A big part of the distillery’s effort, aside from bringing bourbon back to St. Mary’s, is promoting value-added agriculture and diversification to keep farms in production and partner with businesses to create markets for each other’s products and services.
“Ever ybody’s attracted to the distilling side of this,” Sanders said. “We usually put that toward the tail end of the conversation, because to us it’s more about value-added agriculture, diversifying our economy down here, working with other businesses and creating opportunities for everybody — then, yeah, we’re making a really good product.”
Dawson, whose family has farmed the land in Hollywood since the 1930s, said starting the distillery was one way to keep the farm in production and preserve some of the productive agricultural land that has been disappearing since the tobacco buyout, and keep it out of the hands of developers as long as possible.
“When tobacco left the county, to a great extent, we started growing housing,” Dawson said. “That’s the last crop that you ever grow.”
“Like everybody down here, we’re helping diversify the economy and create better value-added agriculture products,” Sanders said, “because you cannot keep a farm in the family growing soybeans and corn, not in 20 acres.”
Scott Sanders, left, Dan Dawson and Sean Coogan with a barrel of Southern Maryland’s first legal distilled spirits in 2015.
Tobacco Barn Distillery produced several rums to sell locally, including the Big ‘Z’ Rum for the commissioning of the new destroyer the USS Zumwalt.
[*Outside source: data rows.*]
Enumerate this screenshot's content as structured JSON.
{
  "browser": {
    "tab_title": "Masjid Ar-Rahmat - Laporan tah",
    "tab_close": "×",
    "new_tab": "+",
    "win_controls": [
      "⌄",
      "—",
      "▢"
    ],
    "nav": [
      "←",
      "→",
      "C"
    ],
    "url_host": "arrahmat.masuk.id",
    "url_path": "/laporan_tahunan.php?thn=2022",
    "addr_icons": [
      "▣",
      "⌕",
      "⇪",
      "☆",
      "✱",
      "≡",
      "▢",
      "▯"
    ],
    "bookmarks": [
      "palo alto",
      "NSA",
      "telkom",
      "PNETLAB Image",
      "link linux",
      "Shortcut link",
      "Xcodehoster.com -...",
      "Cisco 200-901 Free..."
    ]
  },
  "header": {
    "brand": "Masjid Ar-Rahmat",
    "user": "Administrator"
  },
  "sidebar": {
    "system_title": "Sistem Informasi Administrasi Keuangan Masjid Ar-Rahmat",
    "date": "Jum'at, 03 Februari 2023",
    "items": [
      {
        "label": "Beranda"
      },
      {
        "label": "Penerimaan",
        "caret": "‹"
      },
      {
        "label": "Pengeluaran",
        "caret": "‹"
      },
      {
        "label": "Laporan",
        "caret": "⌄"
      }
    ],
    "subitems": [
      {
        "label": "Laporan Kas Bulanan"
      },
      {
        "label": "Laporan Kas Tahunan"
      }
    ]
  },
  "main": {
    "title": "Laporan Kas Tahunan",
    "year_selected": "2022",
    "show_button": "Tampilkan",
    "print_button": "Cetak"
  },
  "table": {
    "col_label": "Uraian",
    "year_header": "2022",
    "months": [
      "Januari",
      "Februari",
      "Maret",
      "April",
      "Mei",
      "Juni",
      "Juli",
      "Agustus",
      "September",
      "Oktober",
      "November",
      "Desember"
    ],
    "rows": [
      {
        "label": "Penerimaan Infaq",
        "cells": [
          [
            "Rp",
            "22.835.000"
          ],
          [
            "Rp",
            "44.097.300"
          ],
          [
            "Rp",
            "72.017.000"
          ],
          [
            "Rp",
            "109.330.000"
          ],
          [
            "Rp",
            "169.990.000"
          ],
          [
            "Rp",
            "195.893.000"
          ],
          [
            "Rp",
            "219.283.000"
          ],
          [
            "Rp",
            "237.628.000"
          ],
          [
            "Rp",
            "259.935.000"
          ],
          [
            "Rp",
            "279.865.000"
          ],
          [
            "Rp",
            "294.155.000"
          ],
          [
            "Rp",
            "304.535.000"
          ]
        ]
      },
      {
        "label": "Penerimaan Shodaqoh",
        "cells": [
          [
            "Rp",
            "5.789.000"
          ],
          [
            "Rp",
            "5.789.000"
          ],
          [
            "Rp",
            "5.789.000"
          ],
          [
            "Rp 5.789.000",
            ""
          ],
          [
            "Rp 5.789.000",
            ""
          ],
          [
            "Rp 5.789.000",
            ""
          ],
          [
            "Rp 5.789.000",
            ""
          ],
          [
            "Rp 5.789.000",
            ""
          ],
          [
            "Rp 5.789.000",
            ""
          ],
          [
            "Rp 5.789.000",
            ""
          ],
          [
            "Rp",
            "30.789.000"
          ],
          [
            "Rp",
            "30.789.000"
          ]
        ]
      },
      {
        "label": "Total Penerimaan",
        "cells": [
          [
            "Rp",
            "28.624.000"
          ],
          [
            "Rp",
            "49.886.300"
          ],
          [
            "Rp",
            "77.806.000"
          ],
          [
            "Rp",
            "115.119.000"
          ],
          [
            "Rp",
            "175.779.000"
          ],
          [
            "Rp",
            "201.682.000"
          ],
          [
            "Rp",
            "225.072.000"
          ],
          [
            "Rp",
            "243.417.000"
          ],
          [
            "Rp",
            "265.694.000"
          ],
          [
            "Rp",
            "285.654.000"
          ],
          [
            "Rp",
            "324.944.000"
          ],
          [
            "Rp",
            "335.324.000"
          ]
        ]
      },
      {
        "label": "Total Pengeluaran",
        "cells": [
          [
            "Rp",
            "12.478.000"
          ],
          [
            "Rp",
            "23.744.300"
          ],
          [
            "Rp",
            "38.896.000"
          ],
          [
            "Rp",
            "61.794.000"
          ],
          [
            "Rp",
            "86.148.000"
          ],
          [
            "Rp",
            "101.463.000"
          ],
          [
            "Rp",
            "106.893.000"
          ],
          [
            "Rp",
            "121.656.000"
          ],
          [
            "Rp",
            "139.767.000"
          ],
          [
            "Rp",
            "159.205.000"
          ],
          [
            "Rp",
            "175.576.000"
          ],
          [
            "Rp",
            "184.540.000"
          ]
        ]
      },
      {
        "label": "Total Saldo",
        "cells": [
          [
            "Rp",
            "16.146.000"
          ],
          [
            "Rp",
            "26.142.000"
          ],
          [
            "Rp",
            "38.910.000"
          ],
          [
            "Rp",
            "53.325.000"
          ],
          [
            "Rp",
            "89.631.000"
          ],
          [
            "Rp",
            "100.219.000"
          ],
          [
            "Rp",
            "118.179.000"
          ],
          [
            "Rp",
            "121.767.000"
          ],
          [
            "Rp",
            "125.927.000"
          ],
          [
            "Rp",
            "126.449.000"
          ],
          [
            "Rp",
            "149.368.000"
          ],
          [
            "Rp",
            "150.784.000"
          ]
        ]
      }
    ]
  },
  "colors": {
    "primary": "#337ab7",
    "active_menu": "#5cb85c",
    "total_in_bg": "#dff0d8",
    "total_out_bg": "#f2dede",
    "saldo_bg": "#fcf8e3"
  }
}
The label for Tobacco Barn Distillery’s Moll Dyer cinnamon-flavored whiskey.